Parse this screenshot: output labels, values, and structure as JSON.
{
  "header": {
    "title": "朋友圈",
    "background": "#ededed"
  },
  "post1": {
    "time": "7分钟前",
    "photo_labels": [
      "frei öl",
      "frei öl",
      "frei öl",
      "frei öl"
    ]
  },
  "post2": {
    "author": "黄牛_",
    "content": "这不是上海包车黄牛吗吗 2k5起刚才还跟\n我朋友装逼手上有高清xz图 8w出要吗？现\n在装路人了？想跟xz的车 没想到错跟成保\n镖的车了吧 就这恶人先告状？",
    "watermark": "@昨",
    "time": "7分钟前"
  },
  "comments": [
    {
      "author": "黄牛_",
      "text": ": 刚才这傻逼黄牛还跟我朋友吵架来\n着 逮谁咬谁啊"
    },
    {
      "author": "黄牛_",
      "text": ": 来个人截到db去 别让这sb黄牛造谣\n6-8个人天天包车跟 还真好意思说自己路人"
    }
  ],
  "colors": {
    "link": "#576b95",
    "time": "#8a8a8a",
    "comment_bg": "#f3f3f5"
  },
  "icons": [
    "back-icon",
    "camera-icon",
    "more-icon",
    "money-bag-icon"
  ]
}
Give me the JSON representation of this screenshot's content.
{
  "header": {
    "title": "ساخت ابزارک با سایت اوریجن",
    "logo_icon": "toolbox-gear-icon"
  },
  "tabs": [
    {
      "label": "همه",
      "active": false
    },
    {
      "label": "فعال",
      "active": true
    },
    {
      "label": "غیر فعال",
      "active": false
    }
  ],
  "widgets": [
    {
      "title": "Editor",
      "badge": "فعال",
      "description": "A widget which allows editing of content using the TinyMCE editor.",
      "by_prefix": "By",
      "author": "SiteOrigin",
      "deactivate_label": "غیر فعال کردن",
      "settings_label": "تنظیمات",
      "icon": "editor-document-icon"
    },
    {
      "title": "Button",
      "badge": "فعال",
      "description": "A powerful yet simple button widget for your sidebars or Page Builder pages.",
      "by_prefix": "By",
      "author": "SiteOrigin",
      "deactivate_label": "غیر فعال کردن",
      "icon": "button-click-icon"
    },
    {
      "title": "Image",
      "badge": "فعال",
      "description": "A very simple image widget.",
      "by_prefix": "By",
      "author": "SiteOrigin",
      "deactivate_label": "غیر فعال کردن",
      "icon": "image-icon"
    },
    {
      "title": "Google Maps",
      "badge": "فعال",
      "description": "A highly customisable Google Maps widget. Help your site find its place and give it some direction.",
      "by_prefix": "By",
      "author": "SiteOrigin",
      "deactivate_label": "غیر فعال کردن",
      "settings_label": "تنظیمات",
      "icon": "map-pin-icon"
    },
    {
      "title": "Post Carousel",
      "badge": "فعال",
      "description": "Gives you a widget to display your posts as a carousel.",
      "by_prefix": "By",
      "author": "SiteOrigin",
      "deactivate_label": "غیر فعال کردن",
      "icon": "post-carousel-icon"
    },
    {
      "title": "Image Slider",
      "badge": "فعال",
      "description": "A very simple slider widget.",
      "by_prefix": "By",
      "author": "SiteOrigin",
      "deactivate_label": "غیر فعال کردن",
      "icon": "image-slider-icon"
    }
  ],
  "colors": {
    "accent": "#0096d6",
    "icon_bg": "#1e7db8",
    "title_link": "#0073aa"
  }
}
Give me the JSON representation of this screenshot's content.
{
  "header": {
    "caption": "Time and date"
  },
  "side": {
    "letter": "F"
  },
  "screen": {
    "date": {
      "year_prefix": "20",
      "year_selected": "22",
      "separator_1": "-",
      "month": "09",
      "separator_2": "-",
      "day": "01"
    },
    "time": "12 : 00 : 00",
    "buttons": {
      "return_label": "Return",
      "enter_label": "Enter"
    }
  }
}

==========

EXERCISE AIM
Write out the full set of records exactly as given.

FINAL ANSWER
Parse this screenshot: output labels, values, and structure as JSON.
{
  "header": {
    "title": "朋友圈",
    "background": "#ededed"
  },
  "post1": {
    "time": "7分钟前",
    "photo_labels": [
      "frei öl",
      "frei öl",
      "frei öl",
      "frei öl"
    ]
  },
  "post2": {
    "author": "黄牛_",
    "content": "这不是上海包车黄牛吗吗 2k5起刚才还跟\n我朋友装逼手上有高清xz图 8w出要吗？现\n在装路人了？想跟xz的车 没想到错跟成保\n镖的车了吧 就这恶人先告状？",
    "watermark": "@昨",
    "time": "7分钟前"
  },
  "comments": [
    {
      "author": "黄牛_",
      "text": ": 刚才这傻逼黄牛还跟我朋友吵架来\n着 逮谁咬谁啊"
    },
    {
      "author": "黄牛_",
      "text": ": 来个人截到db去 别让这sb黄牛造谣\n6-8个人天天包车跟 还真好意思说自己路人"
    }
  ],
  "colors": {
    "link": "#576b95",
    "time": "#8a8a8a",
    "comment_bg": "#f3f3f5"
  },
  "icons": [
    "back-icon",
    "camera-icon",
    "more-icon",
    "money-bag-icon"
  ]
}
Give me the JSON representation of this screenshot's content.
{
  "header": {
    "title": "ساخت ابزارک با سایت اوریجن",
    "logo_icon": "toolbox-gear-icon"
  },
  "tabs": [
    {
      "label": "همه",
      "active": false
    },
    {
      "label": "فعال",
      "active": true
    },
    {
      "label": "غیر فعال",
      "active": false
    }
  ],
  "widgets": [
    {
      "title": "Editor",
      "badge": "فعال",
      "description": "A widget which allows editing of content using the TinyMCE editor.",
      "by_prefix": "By",
      "author": "SiteOrigin",
      "deactivate_label": "غیر فعال کردن",
      "settings_label": "تنظیمات",
      "icon": "editor-document-icon"
    },
    {
      "title": "Button",
      "badge": "فعال",
      "description": "A powerful yet simple button widget for your sidebars or Page Builder pages.",
      "by_prefix": "By",
      "author": "SiteOrigin",
      "deactivate_label": "غیر فعال کردن",
      "icon": "button-click-icon"
    },
    {
      "title": "Image",
      "badge": "فعال",
      "description": "A very simple image widget.",
      "by_prefix": "By",
      "author": "SiteOrigin",
      "deactivate_label": "غیر فعال کردن",
      "icon": "image-icon"
    },
    {
      "title": "Google Maps",
      "badge": "فعال",
      "description": "A highly customisable Google Maps widget. Help your site find its place and give it some direction.",
      "by_prefix": "By",
      "author": "SiteOrigin",
      "deactivate_label": "غیر فعال کردن",
      "settings_label": "تنظیمات",
      "icon": "map-pin-icon"
    },
    {
      "title": "Post Carousel",
      "badge": "فعال",
      "description": "Gives you a widget to display your posts as a carousel.",
      "by_prefix": "By",
      "author": "SiteOrigin",
      "deactivate_label": "غیر فعال کردن",
      "icon": "post-carousel-icon"
    },
    {
      "title": "Image Slider",
      "badge": "فعال",
      "description": "A very simple slider widget.",
      "by_prefix": "By",
      "author": "SiteOrigin",
      "deactivate_label": "غیر فعال کردن",
      "icon": "image-slider-icon"
    }
  ],
  "colors": {
    "accent": "#0096d6",
    "icon_bg": "#1e7db8",
    "title_link": "#0073aa"
  }
}
Give me the JSON representation of this screenshot's content.
{
  "header": {
    "caption": "Time and date"
  },
  "side": {
    "letter": "F"
  },
  "screen": {
    "date": {
      "year_prefix": "20",
      "year_selected": "22",
      "separator_1": "-",
      "month": "09",
      "separator_2": "-",
      "day": "01"
    },
    "time": "12 : 00 : 00",
    "buttons": {
      "return_label": "Return",
      "enter_label": "Enter"
    }
  }
}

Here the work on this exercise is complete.